(RECORDS FOR THE TASK begins)

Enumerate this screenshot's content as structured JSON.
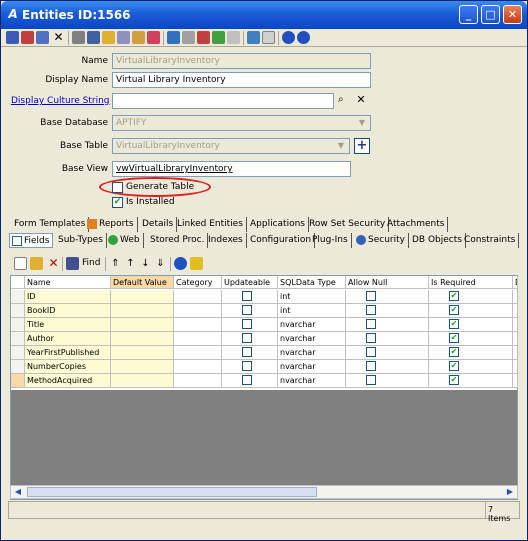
{
  "window": {
    "title": "Entities ID:1566",
    "app_icon": "A"
  },
  "form": {
    "name_label": "Name",
    "name_value": "VirtualLibraryInventory",
    "display_name_label": "Display Name",
    "display_name_value": "Virtual Library Inventory",
    "display_culture_label": "Display Culture String",
    "display_culture_value": "",
    "base_db_label": "Base Database",
    "base_db_value": "APTIFY",
    "base_table_label": "Base Table",
    "base_table_value": "VirtualLibraryInventory",
    "base_view_label": "Base View",
    "base_view_value": "vwVirtualLibraryInventory",
    "generate_table_label": "Generate Table",
    "generate_table_checked": false,
    "is_installed_label": "Is Installed",
    "is_installed_checked": true
  },
  "tabs_row1": [
    "Form Templates",
    "Reports",
    "Details",
    "Linked Entities",
    "Applications",
    "Row Set Security",
    "Attachments"
  ],
  "tabs_row2": [
    "Fields",
    "Sub-Types",
    "Web",
    "Stored Proc.",
    "Indexes",
    "Configuration",
    "Plug-Ins",
    "Security",
    "DB Objects",
    "Constraints"
  ],
  "grid_toolbar": {
    "find_label": "Find"
  },
  "grid": {
    "columns": [
      "Name",
      "Default Value",
      "Category",
      "Updateable",
      "SQLData Type",
      "Allow Null",
      "Is Required",
      "D"
    ],
    "rows": [
      {
        "name": "ID",
        "type": "int",
        "updateable": false,
        "allow_null": false,
        "required": true
      },
      {
        "name": "BookID",
        "type": "int",
        "updateable": false,
        "allow_null": false,
        "required": true
      },
      {
        "name": "Title",
        "type": "nvarchar",
        "updateable": false,
        "allow_null": false,
        "required": true
      },
      {
        "name": "Author",
        "type": "nvarchar",
        "updateable": false,
        "allow_null": false,
        "required": true
      },
      {
        "name": "YearFirstPublished",
        "type": "nvarchar",
        "updateable": false,
        "allow_null": false,
        "required": true
      },
      {
        "name": "NumberCopies",
        "type": "nvarchar",
        "updateable": false,
        "allow_null": false,
        "required": true
      },
      {
        "name": "MethodAcquired",
        "type": "nvarchar",
        "updateable": false,
        "allow_null": false,
        "required": true
      }
    ]
  },
  "status": {
    "items": "7 Items"
  },
  "colors": {
    "titlebar": "#0a46c8",
    "highlight_row": "#fdfbd3",
    "header_highlight": "#fbd9a6",
    "circle": "#e02020"
  }
}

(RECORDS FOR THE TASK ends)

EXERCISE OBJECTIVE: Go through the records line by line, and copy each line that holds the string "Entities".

EXERCISE RESULT:
    "title": "Entities ID:1566",
    "Linked Entities",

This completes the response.